Gettysburg Battlefield National Military Park. Photo by Mary Harrsch/Flickr
At A Glance
- Not all of the land where the Battle of Gettysburg took place has been protected.
- Our most recent project saved land where the first day of fighting occurred, which had been a country club.
- The Fund has worked with the National Park Service for more than 20 years to expand the park by hundreds of acres.
Gettysburg National Military Park commemorates the Battle of Gettysburg, known as a turning point in the Civil War and, with 51,000 casualties, its bloodiest battle. More than 1.2 million people visit each year to learn about the three-day battle and President Lincoln’s famous Gettysburg Address.

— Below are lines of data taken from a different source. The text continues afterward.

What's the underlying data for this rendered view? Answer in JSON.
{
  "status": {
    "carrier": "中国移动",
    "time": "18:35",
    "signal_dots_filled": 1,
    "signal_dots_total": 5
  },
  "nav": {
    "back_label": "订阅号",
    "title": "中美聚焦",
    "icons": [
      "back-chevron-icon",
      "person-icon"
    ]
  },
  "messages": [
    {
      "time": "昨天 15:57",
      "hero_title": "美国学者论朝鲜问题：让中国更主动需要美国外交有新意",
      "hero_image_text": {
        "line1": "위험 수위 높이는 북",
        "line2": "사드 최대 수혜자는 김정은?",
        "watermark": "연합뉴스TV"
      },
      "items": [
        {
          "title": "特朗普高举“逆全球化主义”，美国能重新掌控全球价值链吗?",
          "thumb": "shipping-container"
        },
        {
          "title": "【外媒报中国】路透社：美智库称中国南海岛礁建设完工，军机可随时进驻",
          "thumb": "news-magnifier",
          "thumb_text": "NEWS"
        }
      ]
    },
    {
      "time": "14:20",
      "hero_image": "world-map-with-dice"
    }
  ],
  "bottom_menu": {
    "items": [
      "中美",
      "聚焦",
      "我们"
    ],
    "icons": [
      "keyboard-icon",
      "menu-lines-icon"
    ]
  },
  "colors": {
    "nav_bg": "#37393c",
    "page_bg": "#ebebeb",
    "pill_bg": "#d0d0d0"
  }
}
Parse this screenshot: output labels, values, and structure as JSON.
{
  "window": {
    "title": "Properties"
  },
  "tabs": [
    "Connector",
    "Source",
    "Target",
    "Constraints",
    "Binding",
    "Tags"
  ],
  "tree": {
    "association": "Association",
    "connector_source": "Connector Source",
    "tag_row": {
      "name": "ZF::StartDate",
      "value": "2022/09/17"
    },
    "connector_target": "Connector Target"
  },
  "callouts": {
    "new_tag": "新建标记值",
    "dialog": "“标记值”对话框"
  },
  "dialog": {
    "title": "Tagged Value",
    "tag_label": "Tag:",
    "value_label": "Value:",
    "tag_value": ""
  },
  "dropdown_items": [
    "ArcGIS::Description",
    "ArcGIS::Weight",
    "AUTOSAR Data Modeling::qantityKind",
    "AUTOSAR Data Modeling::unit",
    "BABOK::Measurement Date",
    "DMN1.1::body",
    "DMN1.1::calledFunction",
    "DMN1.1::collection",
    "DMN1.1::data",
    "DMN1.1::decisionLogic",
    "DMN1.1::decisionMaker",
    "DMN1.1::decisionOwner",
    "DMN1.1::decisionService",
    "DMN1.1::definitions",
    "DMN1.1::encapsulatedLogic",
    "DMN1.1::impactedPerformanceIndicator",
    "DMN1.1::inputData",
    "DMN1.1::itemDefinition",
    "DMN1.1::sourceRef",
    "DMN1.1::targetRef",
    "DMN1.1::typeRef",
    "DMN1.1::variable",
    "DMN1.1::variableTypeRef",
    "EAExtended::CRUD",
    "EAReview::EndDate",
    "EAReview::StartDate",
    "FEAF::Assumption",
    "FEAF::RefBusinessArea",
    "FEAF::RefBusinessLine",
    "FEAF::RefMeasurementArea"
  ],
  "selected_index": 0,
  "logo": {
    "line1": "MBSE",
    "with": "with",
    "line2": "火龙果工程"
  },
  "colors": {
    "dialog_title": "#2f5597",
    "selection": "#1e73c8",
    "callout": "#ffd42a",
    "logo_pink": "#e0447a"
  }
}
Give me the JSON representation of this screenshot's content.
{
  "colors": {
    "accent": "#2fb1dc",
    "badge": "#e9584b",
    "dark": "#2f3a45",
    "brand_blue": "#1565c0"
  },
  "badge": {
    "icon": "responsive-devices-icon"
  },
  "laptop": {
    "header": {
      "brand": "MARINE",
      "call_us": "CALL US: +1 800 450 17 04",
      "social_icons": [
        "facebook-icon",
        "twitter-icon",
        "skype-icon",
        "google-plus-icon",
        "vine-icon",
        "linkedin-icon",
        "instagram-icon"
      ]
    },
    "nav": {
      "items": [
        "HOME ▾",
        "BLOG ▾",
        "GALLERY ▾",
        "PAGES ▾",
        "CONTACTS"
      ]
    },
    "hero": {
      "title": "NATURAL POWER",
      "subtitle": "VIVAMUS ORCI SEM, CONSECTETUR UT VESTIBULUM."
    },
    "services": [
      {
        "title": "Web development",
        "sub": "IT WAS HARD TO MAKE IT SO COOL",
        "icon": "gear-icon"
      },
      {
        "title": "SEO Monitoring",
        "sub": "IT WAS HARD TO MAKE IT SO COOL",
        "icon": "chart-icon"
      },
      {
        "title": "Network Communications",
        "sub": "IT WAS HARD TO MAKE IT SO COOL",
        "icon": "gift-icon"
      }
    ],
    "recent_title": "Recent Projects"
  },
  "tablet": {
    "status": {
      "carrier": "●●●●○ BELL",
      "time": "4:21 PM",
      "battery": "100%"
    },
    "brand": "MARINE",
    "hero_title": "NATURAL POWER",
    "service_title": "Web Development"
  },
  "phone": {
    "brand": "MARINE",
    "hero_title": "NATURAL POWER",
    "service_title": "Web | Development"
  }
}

The battle that decided the direction of our nation’s future took place on the first three days of July in 1863. On these three days, 75,000 men of Lee’s Army of Northern Virginia fought 95,000 men of Meade’s Army of the Potomac across the rolling fields and hills of southern Pennsylvania. In the end, Lee’s attempt for a decisive victory in the North failed.
The federal government established Gettysburg National Military Park in 1895, but efforts to preserve the battlefield began just one year after the battle. The Gettysburg Battlefield Memorial Association formed in 1864 and eventually transferred its landholdings to the federal government. But even today, not all of the significant lands have been preserved. For more than two decades, the Fund has worked with the National Park Service to expand the park.
The Fund’s Recent Efforts
In 2011, the Fund helped the National Park Service acquire a 95-acre property, historically known as the Harman Farm, which was the site of significant fighting during the first day of the battle. The Union and Confederate regiments that fought here suffered the highest losses of the battle.
The protected land had been home to the Gettysburg Country Club, which had a nine-hole golf course, swimming pool and tennis courts. The National Park Service tried for nearly 20 years to acquire the property—the second-largest privately held parcel inside the boundaries of the park—for preservation purposes. Earlier this year, the Fund successfully purchased the land and subsequently conveyed it to the National Park Service. The park service intends to restore the landscape to its historic 1863 setting.
Staying Power: More Than Two Decades Saving Gettysburg
The Fund is known for its entrepreneurial spirit, and for finding the funds and resources to ensure land becomes—and stays—protected. In previous years, our partnership with the Friends of the National Parks at Gettysburg has made possible the preservation of a number of critical properties on the historic battlefield. We provided financing for these purchases from our Battlefield Revolving Fund, established by grants from the Gilder Foundation.
Our Revolving Fund made it possible for us to buy and donate to the military park the following land:
- 28 acres on East Cavalry Field in partnership with Adams County;
- 23 acres of the Blocher Farm at the base of Barlow’s Knoll, an area of the battlefield on July 1, 1863, as well as removal of modern intrusions;
- a historic private property adjacent to the park along the Baltimore Pike;
- the last privately held commercial land in Gettysburg National Military Park, located in the area of Pickett’s Charge. The land had a motel on it when the Fund purchased it. We held the property until federal funding made it possible for the park service to purchase and restore the land to its original state;
- a nine-acre inholding in the park that was the site of the action at Devil’s Den—a massive boulder outcrop about 500 yards in front of and between the two Round Tops where there were intense attacks and counterattacks on the second day of the battle. The Fund made a revolving loan of $220,000 to the Friends of the National Parks at Gettysburg in order for them to purchase and then donate the land to the National Park Service.
We also assisted the Richard King Mellon Foundation in its protection efforts at Gettysburg:
- The foundation donated 269 acres to the Gettysburg National Military Park on East Cavalry Field, which was the battleground for the U.S. Cavalry and Confederate General J.E.B. Stuart’s forces on July 3, 1863;
- A 44-acre historic farm adjoining East Cavalry Field was also donated. The farm had been sought for use as a trailer park by developers.
Although we receive generous funding from foundations to preserve many historic sites, support from our donors is an essential component of making our conservation projects successful. A donation from you will preserve the landscapes that define America’s history.